Still, Sackner initially turned down the Knight Foundation’s offer to acquire parts of the collection because he was still hoping to attract a buyer for the whole body, estimated at more than 325,000 pieces.
“But then we just had to give up because nobody would take it,” he said, examples of contemporary typewriter works and 1980s era micrography by Italian artists hanging on two walls behind him. “It was just too big for them.”
Sackner finally decided in December to take the foundation’s offer.
“The collection was built in Miami and I wanted to see part of the collection, anyway, stay here for everybody to enjoy,” he said.
PAMM Director Franklin Sirmans says the collection “is a real treasure as far as Miami goes.” People, he said, have really related whenever the museum exhibited selections from the archive. Now that some of the pieces will be permanently at the PAMM, Sirmans said, he hopes people “come in and take a sustained look at a form of art that often comes from an intuitive place for many artists.”
“Most of the works in the collection are works on paper, a primal element to the art of creation,” he said.
Sirmans, who visited the Sackner home soon after arriving in Miami, said he knows “that the way collectors live with their work is very unique and special.” The museum, he said, will do everything it can to recreate that “wow” feeling one gets when walking into Sackner’s 5,600 square-feet penthouse and a second 1,800-square-feet apartment in the same building that’s being rented just to keep the art.
As Sackner led a brief tour of both apartments, he showed his visual memorization. He also displayed his knowledge of the pieces, some of which required a microglass to appreciate the tiny word art written in all of the major languages.
“I may find pieces when people ask me that I haven’t seen in 25 years,” he said. “I can remember practically everything I bought or was given to me.”

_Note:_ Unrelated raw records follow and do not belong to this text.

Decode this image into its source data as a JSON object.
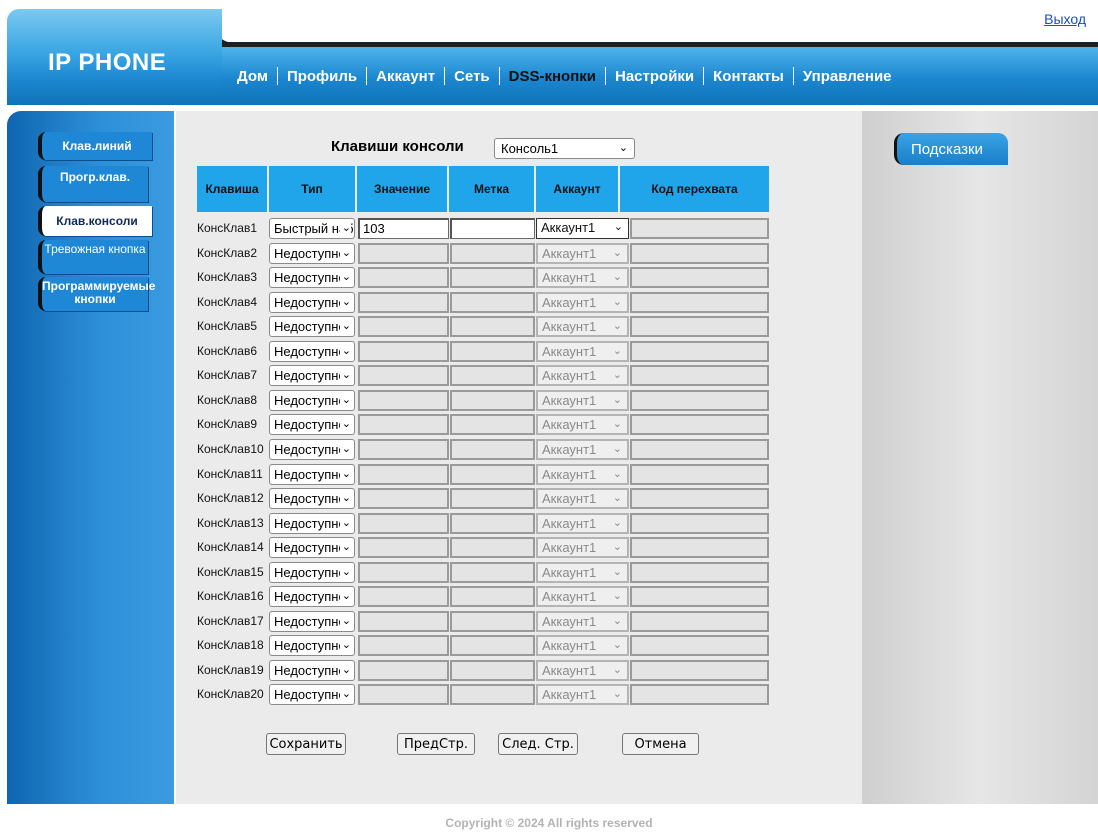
{
  "header": {
    "logout": "Выход",
    "logo": "IP PHONE",
    "nav": [
      "Дом",
      "Профиль",
      "Аккаунт",
      "Сеть",
      "DSS-кнопки",
      "Настройки",
      "Контакты",
      "Управление"
    ],
    "nav_active": "DSS-кнопки"
  },
  "sidebar": {
    "items": [
      "Клав.линий",
      "Прогр.клав.",
      "Клав.консоли",
      "Тревожная кнопка",
      "Программируемые кнопки"
    ],
    "active": "Клав.консоли"
  },
  "main": {
    "title": "Клавиши консоли",
    "console_select": "Консоль1",
    "columns": [
      "Клавиша",
      "Тип",
      "Значение",
      "Метка",
      "Аккаунт",
      "Код перехвата"
    ],
    "rows": [
      {
        "key": "КонсКлав1",
        "type": "Быстрый набор",
        "value": "103",
        "label": "",
        "account": "Аккаунт1",
        "code": "",
        "enabled": true
      },
      {
        "key": "КонсКлав2",
        "type": "Недоступно",
        "value": "",
        "label": "",
        "account": "Аккаунт1",
        "code": "",
        "enabled": false
      },
      {
        "key": "КонсКлав3",
        "type": "Недоступно",
        "value": "",
        "label": "",
        "account": "Аккаунт1",
        "code": "",
        "enabled": false
      },
      {
        "key": "КонсКлав4",
        "type": "Недоступно",
        "value": "",
        "label": "",
        "account": "Аккаунт1",
        "code": "",
        "enabled": false
      },
      {
        "key": "КонсКлав5",
        "type": "Недоступно",
        "value": "",
        "label": "",
        "account": "Аккаунт1",
        "code": "",
        "enabled": false
      },
      {
        "key": "КонсКлав6",
        "type": "Недоступно",
        "value": "",
        "label": "",
        "account": "Аккаунт1",
        "code": "",
        "enabled": false
      },
      {
        "key": "КонсКлав7",
        "type": "Недоступно",
        "value": "",
        "label": "",
        "account": "Аккаунт1",
        "code": "",
        "enabled": false
      },
      {
        "key": "КонсКлав8",
        "type": "Недоступно",
        "value": "",
        "label": "",
        "account": "Аккаунт1",
        "code": "",
        "enabled": false
      },
      {
        "key": "КонсКлав9",
        "type": "Недоступно",
        "value": "",
        "label": "",
        "account": "Аккаунт1",
        "code": "",
        "enabled": false
      },
      {
        "key": "КонсКлав10",
        "type": "Недоступно",
        "value": "",
        "label": "",
        "account": "Аккаунт1",
        "code": "",
        "enabled": false
      },
      {
        "key": "КонсКлав11",
        "type": "Недоступно",
        "value": "",
        "label": "",
        "account": "Аккаунт1",
        "code": "",
        "enabled": false
      },
      {
        "key": "КонсКлав12",
        "type": "Недоступно",
        "value": "",
        "label": "",
        "account": "Аккаунт1",
        "code": "",
        "enabled": false
      },
      {
        "key": "КонсКлав13",
        "type": "Недоступно",
        "value": "",
        "label": "",
        "account": "Аккаунт1",
        "code": "",
        "enabled": false
      },
      {
        "key": "КонсКлав14",
        "type": "Недоступно",
        "value": "",
        "label": "",
        "account": "Аккаунт1",
        "code": "",
        "enabled": false
      },
      {
        "key": "КонсКлав15",
        "type": "Недоступно",
        "value": "",
        "label": "",
        "account": "Аккаунт1",
        "code": "",
        "enabled": false
      },
      {
        "key": "КонсКлав16",
        "type": "Недоступно",
        "value": "",
        "label": "",
        "account": "Аккаунт1",
        "code": "",
        "enabled": false
      },
      {
        "key": "КонсКлав17",
        "type": "Недоступно",
        "value": "",
        "label": "",
        "account": "Аккаунт1",
        "code": "",
        "enabled": false
      },
      {
        "key": "КонсКлав18",
        "type": "Недоступно",
        "value": "",
        "label": "",
        "account": "Аккаунт1",
        "code": "",
        "enabled": false
      },
      {
        "key": "КонсКлав19",
        "type": "Недоступно",
        "value": "",
        "label": "",
        "account": "Аккаунт1",
        "code": "",
        "enabled": false
      },
      {
        "key": "КонсКлав20",
        "type": "Недоступно",
        "value": "",
        "label": "",
        "account": "Аккаунт1",
        "code": "",
        "enabled": false
      }
    ],
    "buttons": {
      "save": "Сохранить",
      "prev": "ПредСтр.",
      "next": "След. Стр.",
      "cancel": "Отмена"
    }
  },
  "tips": {
    "title": "Подсказки"
  },
  "footer": {
    "copyright": "Copyright © 2024 All rights reserved"
  },
  "colors": {
    "header_blue": "#1b86cf",
    "table_header": "#20a4ea",
    "main_bg": "#ebebeb"
  }
}
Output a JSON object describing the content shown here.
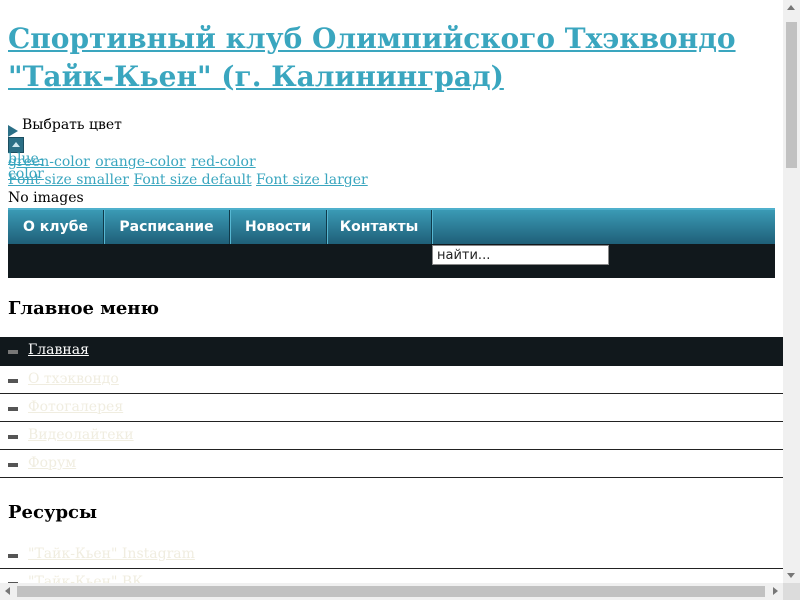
{
  "header": {
    "title": "Спортивный клуб Олимпийского Тхэквондо \"Тайк-Кьен\" (г. Калининград)"
  },
  "color_picker": {
    "label": "Выбрать цвет",
    "links": [
      "green-color",
      "orange-color",
      "red-color"
    ],
    "blue_link": "blue-color"
  },
  "font_controls": {
    "smaller": "Font size smaller",
    "default": "Font size default",
    "larger": "Font size larger"
  },
  "images_notice": "No images",
  "nav": {
    "items": [
      "О клубе",
      "Расписание",
      "Новости",
      "Контакты"
    ]
  },
  "search": {
    "value": "найти..."
  },
  "main_menu": {
    "title": "Главное меню",
    "items": [
      "Главная",
      "О тхэквондо",
      "Фотогалерея",
      "Видеолайтеки",
      "Форум"
    ]
  },
  "resources": {
    "title": "Ресурсы",
    "items": [
      "\"Тайк-Кьен\" Instagram",
      "\"Тайк-Кьен\" ВК"
    ]
  },
  "colors": {
    "link": "#3aa6bf",
    "nav_bg": "#2b7f99",
    "dark_bar": "#11181c"
  }
}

The pieces are tucked away in drawers, safeguarded in boxes and hung on walls inside his apartments. Some are even on display along the hallway leading to his penthouse. So far, he has about 60,000 records and estimates he has another 25,000 still yet to be cataloged.